=== Task details ===
Down to the last line below, repeat the entries word for word and drop the pictures.

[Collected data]
::::::::

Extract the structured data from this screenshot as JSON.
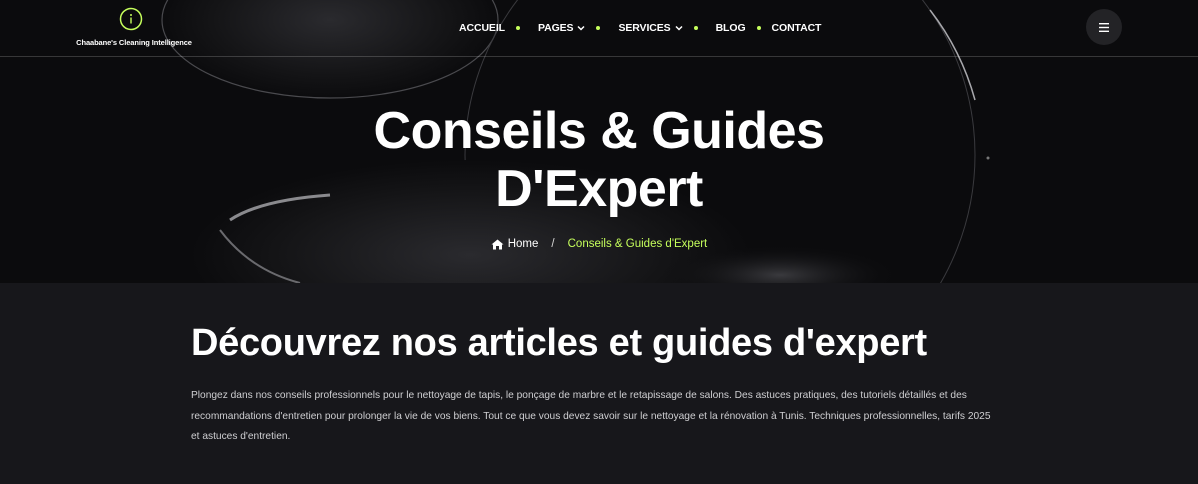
{
  "brand": {
    "name": "Chaabane's Cleaning Intelligence",
    "logo_icon": "circle-i-icon",
    "accent_color": "#c6ff5c"
  },
  "nav": {
    "items": [
      {
        "label": "ACCUEIL",
        "has_dropdown": false
      },
      {
        "label": "PAGES",
        "has_dropdown": true
      },
      {
        "label": "SERVICES",
        "has_dropdown": true
      },
      {
        "label": "BLOG",
        "has_dropdown": false
      },
      {
        "label": "CONTACT",
        "has_dropdown": false
      }
    ],
    "menu_icon": "hamburger-icon"
  },
  "hero": {
    "title_line1": "Conseils & Guides",
    "title_line2": "D'Expert",
    "breadcrumb": {
      "home_label": "Home",
      "home_icon": "home-icon",
      "separator": "/",
      "current": "Conseils & Guides d'Expert"
    }
  },
  "content": {
    "heading": "Découvrez nos articles et guides d'expert",
    "paragraph_line1": "Plongez dans nos conseils professionnels pour le nettoyage de tapis, le ponçage de marbre et le retapissage de salons. Des astuces pratiques, des tutoriels détaillés et des",
    "paragraph_line2": "recommandations d'entretien pour prolonger la vie de vos biens. Tout ce que vous devez savoir sur le nettoyage et la rénovation à Tunis. Techniques professionnelles, tarifs 2025",
    "paragraph_line3": "et astuces d'entretien."
  }
}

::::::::

=== Solution to the problem ===
Extract the structured data from this screenshot as JSON.
{
  "brand": {
    "name": "Chaabane's Cleaning Intelligence",
    "logo_icon": "circle-i-icon",
    "accent_color": "#c6ff5c"
  },
  "nav": {
    "items": [
      {
        "label": "ACCUEIL",
        "has_dropdown": false
      },
      {
        "label": "PAGES",
        "has_dropdown": true
      },
      {
        "label": "SERVICES",
        "has_dropdown": true
      },
      {
        "label": "BLOG",
        "has_dropdown": false
      },
      {
        "label": "CONTACT",
        "has_dropdown": false
      }
    ],
    "menu_icon": "hamburger-icon"
  },
  "hero": {
    "title_line1": "Conseils & Guides",
    "title_line2": "D'Expert",
    "breadcrumb": {
      "home_label": "Home",
      "home_icon": "home-icon",
      "separator": "/",
      "current": "Conseils & Guides d'Expert"
    }
  },
  "content": {
    "heading": "Découvrez nos articles et guides d'expert",
    "paragraph_line1": "Plongez dans nos conseils professionnels pour le nettoyage de tapis, le ponçage de marbre et le retapissage de salons. Des astuces pratiques, des tutoriels détaillés et des",
    "paragraph_line2": "recommandations d'entretien pour prolonger la vie de vos biens. Tout ce que vous devez savoir sur le nettoyage et la rénovation à Tunis. Techniques professionnelles, tarifs 2025",
    "paragraph_line3": "et astuces d'entretien."
  }
}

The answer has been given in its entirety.